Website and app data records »
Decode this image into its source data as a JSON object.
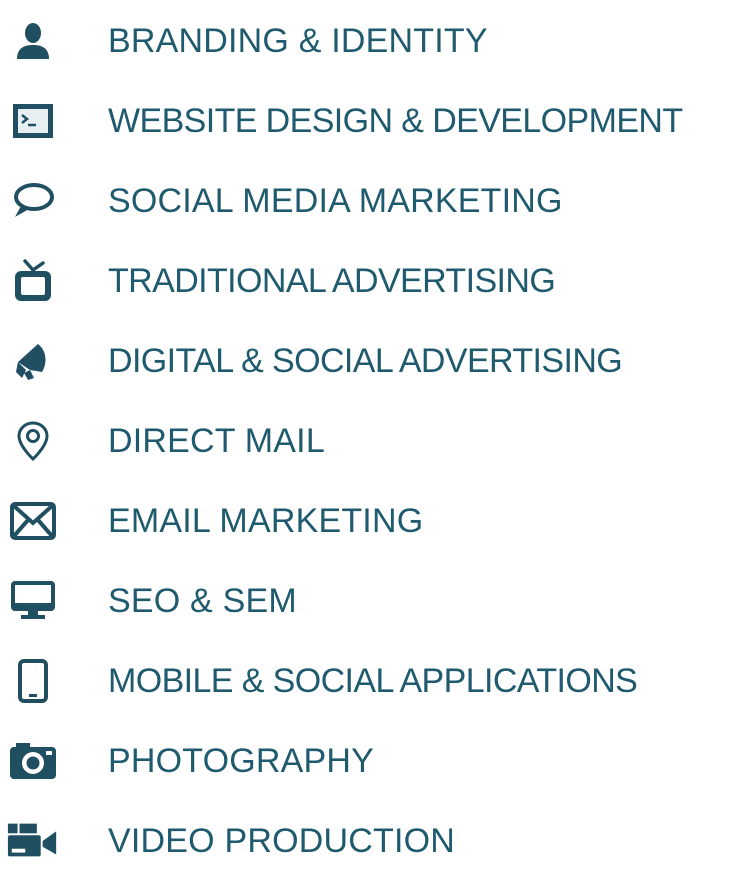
{
  "colors": {
    "icon": "#1f4f61",
    "text": "#1f5a6e"
  },
  "services": [
    {
      "label": "BRANDING & IDENTITY",
      "icon": "person-icon"
    },
    {
      "label": "WEBSITE DESIGN & DEVELOPMENT",
      "icon": "terminal-icon"
    },
    {
      "label": "SOCIAL MEDIA MARKETING",
      "icon": "speech-bubble-icon"
    },
    {
      "label": "TRADITIONAL ADVERTISING",
      "icon": "television-icon"
    },
    {
      "label": "DIGITAL & SOCIAL ADVERTISING",
      "icon": "megaphone-icon"
    },
    {
      "label": "DIRECT MAIL",
      "icon": "map-pin-icon"
    },
    {
      "label": "EMAIL MARKETING",
      "icon": "envelope-icon"
    },
    {
      "label": "SEO & SEM",
      "icon": "desktop-monitor-icon"
    },
    {
      "label": "MOBILE & SOCIAL APPLICATIONS",
      "icon": "tablet-icon"
    },
    {
      "label": "PHOTOGRAPHY",
      "icon": "camera-icon"
    },
    {
      "label": "VIDEO PRODUCTION",
      "icon": "video-camera-icon"
    }
  ]
}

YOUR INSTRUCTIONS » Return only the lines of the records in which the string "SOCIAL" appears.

EXPECTED OUTPUT »
      "label": "SOCIAL MEDIA MARKETING",
      "label": "DIGITAL & SOCIAL ADVERTISING",
      "label": "MOBILE & SOCIAL APPLICATIONS",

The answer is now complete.